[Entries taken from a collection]

►

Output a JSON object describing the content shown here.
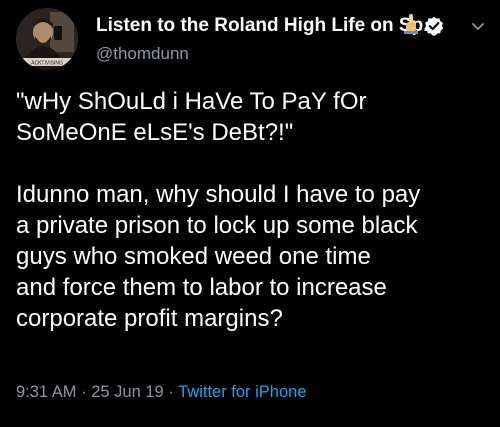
{
  "user": {
    "display_name": "Listen to the Roland High Life on Sp...",
    "emoji_icon": "hand-pointing-icon",
    "verified_icon": "verified-badge-icon",
    "handle": "@thomdunn",
    "avatar_caption": "ACKTIVISING"
  },
  "tweet": {
    "paragraphs": [
      "\"wHy ShOuLd i HaVe To PaY fOr\nSoMeOnE eLsE's DeBt?!\"",
      "Idunno man, why should I have to pay\na private prison to lock up some black\nguys who smoked weed one time\nand force them to labor to increase\ncorporate profit margins?"
    ],
    "time": "9:31 AM",
    "separator": "·",
    "date": "25 Jun 19",
    "source": "Twitter for iPhone"
  },
  "colors": {
    "background": "#000000",
    "text": "#ffffff",
    "secondary": "#8899a6",
    "accent": "#1da1f2"
  },
  "menu_icon": "chevron-down-icon"
}
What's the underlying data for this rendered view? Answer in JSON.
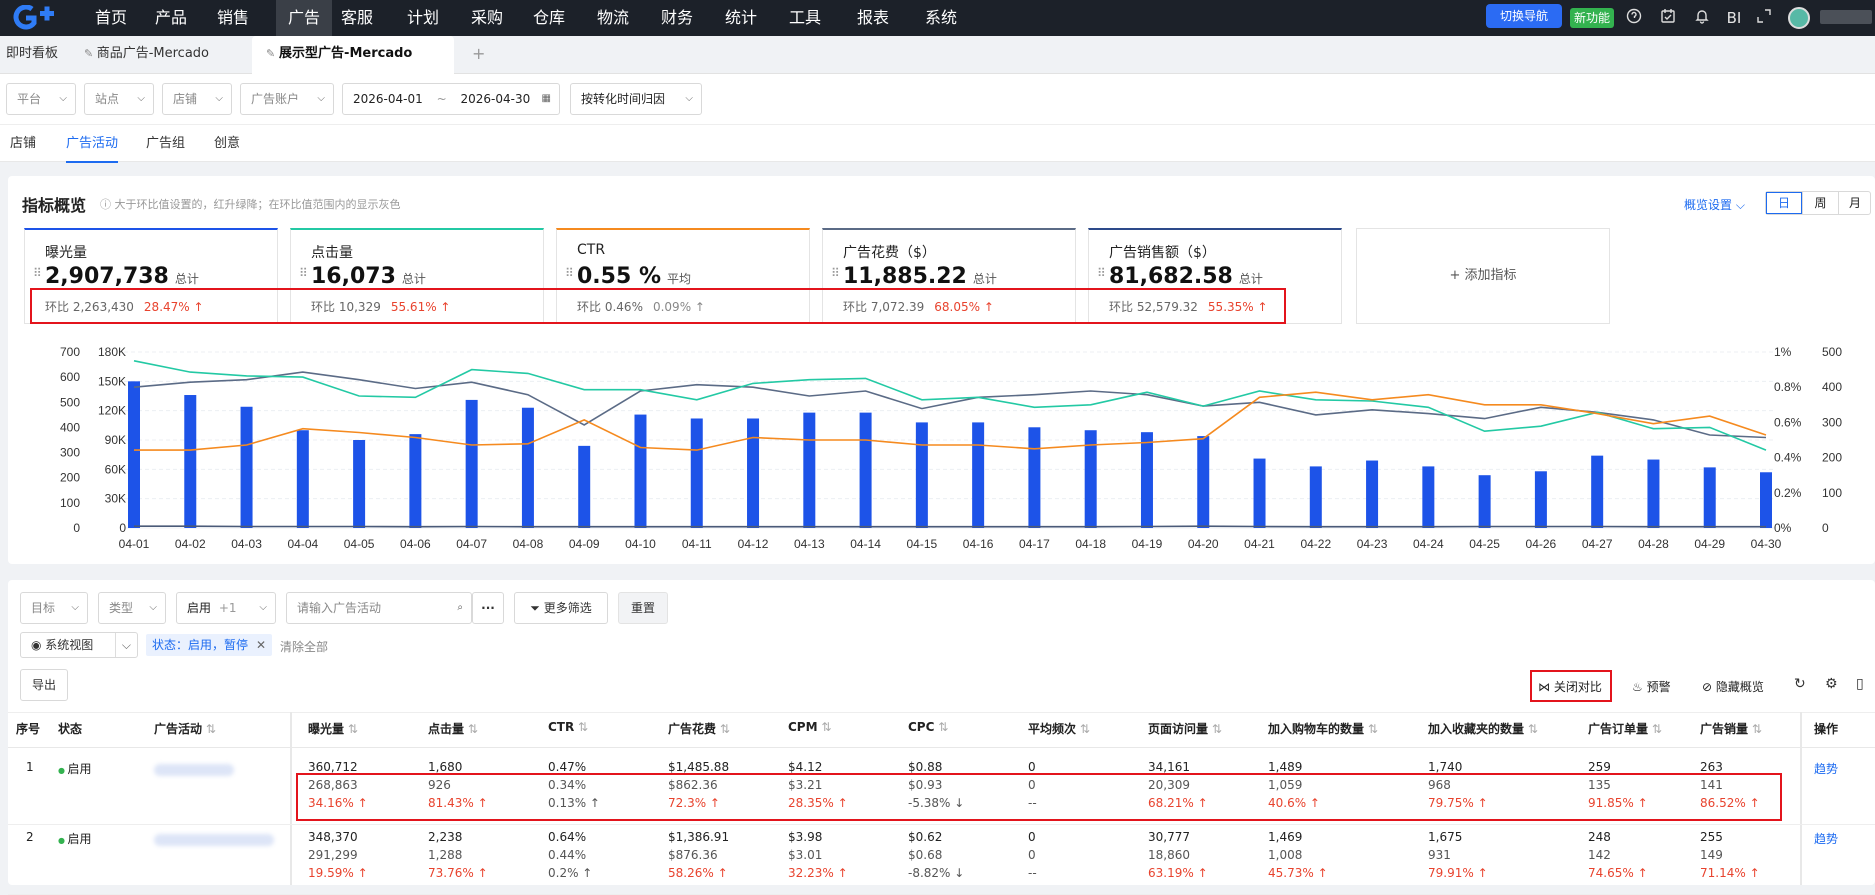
{
  "nav": {
    "items": [
      "首页",
      "产品",
      "销售",
      "广告",
      "客服",
      "计划",
      "采购",
      "仓库",
      "物流",
      "财务",
      "统计",
      "工具",
      "报表",
      "系统"
    ],
    "active_index": 3,
    "switch_nav": "切换导航",
    "new_feature": "新功能",
    "bi": "BI"
  },
  "tabs": [
    {
      "label": "即时看板",
      "active": false
    },
    {
      "label": "商品广告-Mercado",
      "active": false
    },
    {
      "label": "展示型广告-Mercado",
      "active": true
    }
  ],
  "tab_add": "+",
  "filters": {
    "platform": "平台",
    "site": "站点",
    "store": "店铺",
    "ad_account": "广告账户",
    "date_start": "2026-04-01",
    "date_sep": "~",
    "date_end": "2026-04-30",
    "attribution": "按转化时间归因"
  },
  "subtabs": [
    {
      "label": "店铺",
      "active": false
    },
    {
      "label": "广告活动",
      "active": true
    },
    {
      "label": "广告组",
      "active": false
    },
    {
      "label": "创意",
      "active": false
    }
  ],
  "overview": {
    "title": "指标概览",
    "hint": "大于环比值设置的，红升绿降；在环比值范围内的显示灰色",
    "settings": "概览设置",
    "period": [
      "日",
      "周",
      "月"
    ],
    "period_active": 0,
    "cards": [
      {
        "title": "曝光量",
        "value": "2,907,738",
        "suffix": "总计",
        "cmp_label": "环比",
        "cmp_value": "2,263,430",
        "pct": "28.47% ↑",
        "pct_color": "red"
      },
      {
        "title": "点击量",
        "value": "16,073",
        "suffix": "总计",
        "cmp_label": "环比",
        "cmp_value": "10,329",
        "pct": "55.61% ↑",
        "pct_color": "red"
      },
      {
        "title": "CTR",
        "value": "0.55 %",
        "suffix": "平均",
        "cmp_label": "环比",
        "cmp_value": "0.46%",
        "pct": "0.09% ↑",
        "pct_color": "gray"
      },
      {
        "title": "广告花费（$）",
        "value": "11,885.22",
        "suffix": "总计",
        "cmp_label": "环比",
        "cmp_value": "7,072.39",
        "pct": "68.05% ↑",
        "pct_color": "red"
      },
      {
        "title": "广告销售额（$）",
        "value": "81,682.58",
        "suffix": "总计",
        "cmp_label": "环比",
        "cmp_value": "52,579.32",
        "pct": "55.35% ↑",
        "pct_color": "red"
      }
    ],
    "add_metric": "+ 添加指标"
  },
  "chart_data": {
    "type": "bar",
    "categories": [
      "04-01",
      "04-02",
      "04-03",
      "04-04",
      "04-05",
      "04-06",
      "04-07",
      "04-08",
      "04-09",
      "04-10",
      "04-11",
      "04-12",
      "04-13",
      "04-14",
      "04-15",
      "04-16",
      "04-17",
      "04-18",
      "04-19",
      "04-20",
      "04-21",
      "04-22",
      "04-23",
      "04-24",
      "04-25",
      "04-26",
      "04-27",
      "04-28",
      "04-29",
      "04-30"
    ],
    "y_axes": {
      "left_outer": [
        "0",
        "100",
        "200",
        "300",
        "400",
        "500",
        "600",
        "700"
      ],
      "left_inner": [
        "0",
        "30K",
        "60K",
        "90K",
        "120K",
        "150K",
        "180K"
      ],
      "right_inner": [
        "0%",
        "0.2%",
        "0.4%",
        "0.6%",
        "0.8%",
        "1%"
      ],
      "right_outer": [
        "0",
        "100",
        "200",
        "300",
        "400",
        "500"
      ]
    },
    "series": [
      {
        "kind": "bar",
        "color": "#1d53e8",
        "axis": "left_inner",
        "values": [
          150000,
          136000,
          124000,
          100000,
          90000,
          96000,
          131000,
          123000,
          84000,
          116000,
          112000,
          112000,
          118000,
          118000,
          108000,
          108000,
          103000,
          100000,
          98000,
          94000,
          71000,
          63000,
          69000,
          63000,
          54000,
          58000,
          74000,
          70000,
          62000,
          57000
        ]
      },
      {
        "kind": "line",
        "color": "#5b6b86",
        "axis": "left_outer",
        "values": [
          560,
          580,
          590,
          620,
          590,
          555,
          580,
          530,
          410,
          545,
          570,
          560,
          525,
          545,
          475,
          520,
          530,
          545,
          530,
          485,
          500,
          450,
          470,
          455,
          435,
          480,
          460,
          430,
          370,
          360
        ]
      },
      {
        "kind": "line",
        "color": "#23c9a4",
        "axis": "left_outer",
        "values": [
          665,
          620,
          605,
          600,
          525,
          520,
          630,
          615,
          550,
          550,
          510,
          575,
          590,
          595,
          510,
          520,
          480,
          490,
          540,
          485,
          545,
          510,
          505,
          480,
          385,
          405,
          460,
          395,
          400,
          310
        ]
      },
      {
        "kind": "line",
        "color": "#f58a1f",
        "axis": "left_outer",
        "values": [
          310,
          310,
          330,
          395,
          380,
          360,
          330,
          335,
          430,
          320,
          310,
          360,
          350,
          350,
          330,
          330,
          315,
          330,
          340,
          355,
          520,
          540,
          510,
          530,
          490,
          490,
          455,
          415,
          445,
          370
        ]
      },
      {
        "kind": "line",
        "color": "#4a5a78",
        "axis": "left_outer",
        "values": [
          7,
          7,
          6,
          6,
          6,
          5,
          6,
          5,
          5,
          5,
          5,
          5,
          5,
          5,
          5,
          5,
          5,
          5,
          6,
          7,
          6,
          5,
          5,
          5,
          6,
          6,
          6,
          5,
          5,
          5
        ]
      }
    ]
  },
  "table_toolbar": {
    "goal": "目标",
    "type": "类型",
    "status_sel": "启用",
    "status_more": "+1",
    "search_placeholder": "请输入广告活动",
    "more_filter": "更多筛选",
    "reset": "重置",
    "sys_view": "系统视图",
    "status_tag": "状态：启用，暂停",
    "clear_all": "清除全部",
    "export": "导出",
    "close_compare": "关闭对比",
    "alert": "预警",
    "hide_overview": "隐藏概览"
  },
  "table": {
    "headers": [
      "序号",
      "状态",
      "广告活动",
      "曝光量",
      "点击量",
      "CTR",
      "广告花费",
      "CPM",
      "CPC",
      "平均频次",
      "页面访问量",
      "加入购物车的数量",
      "加入收藏夹的数量",
      "广告订单量",
      "广告销量",
      "操作"
    ],
    "rows": [
      {
        "index": "1",
        "status": "启用",
        "action": "趋势",
        "current": [
          "360,712",
          "1,680",
          "0.47%",
          "$1,485.88",
          "$4.12",
          "$0.88",
          "0",
          "34,161",
          "1,489",
          "1,740",
          "259",
          "263"
        ],
        "previous": [
          "268,863",
          "926",
          "0.34%",
          "$862.36",
          "$3.21",
          "$0.93",
          "0",
          "20,309",
          "1,059",
          "968",
          "135",
          "141"
        ],
        "change": [
          "34.16% ↑",
          "81.43% ↑",
          "0.13% ↑",
          "72.3% ↑",
          "28.35% ↑",
          "-5.38% ↓",
          "--",
          "68.21% ↑",
          "40.6% ↑",
          "79.75% ↑",
          "91.85% ↑",
          "86.52% ↑"
        ]
      },
      {
        "index": "2",
        "status": "启用",
        "action": "趋势",
        "current": [
          "348,370",
          "2,238",
          "0.64%",
          "$1,386.91",
          "$3.98",
          "$0.62",
          "0",
          "30,777",
          "1,469",
          "1,675",
          "248",
          "255"
        ],
        "previous": [
          "291,299",
          "1,288",
          "0.44%",
          "$876.36",
          "$3.01",
          "$0.68",
          "0",
          "18,860",
          "1,008",
          "931",
          "142",
          "149"
        ],
        "change": [
          "19.59% ↑",
          "73.76% ↑",
          "0.2% ↑",
          "58.26% ↑",
          "32.23% ↑",
          "-8.82% ↓",
          "--",
          "63.19% ↑",
          "45.73% ↑",
          "79.91% ↑",
          "74.65% ↑",
          "71.14% ↑"
        ]
      }
    ]
  },
  "colors": {
    "accent": "#1d6bf0",
    "up": "#e8432e",
    "highlight_box": "#e3141c",
    "status_on": "#33b24f"
  }
}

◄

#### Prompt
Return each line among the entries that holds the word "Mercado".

#### Exercise solution
      "label": "商品广告-Mercado",
      "label": "展示型广告-Mercado",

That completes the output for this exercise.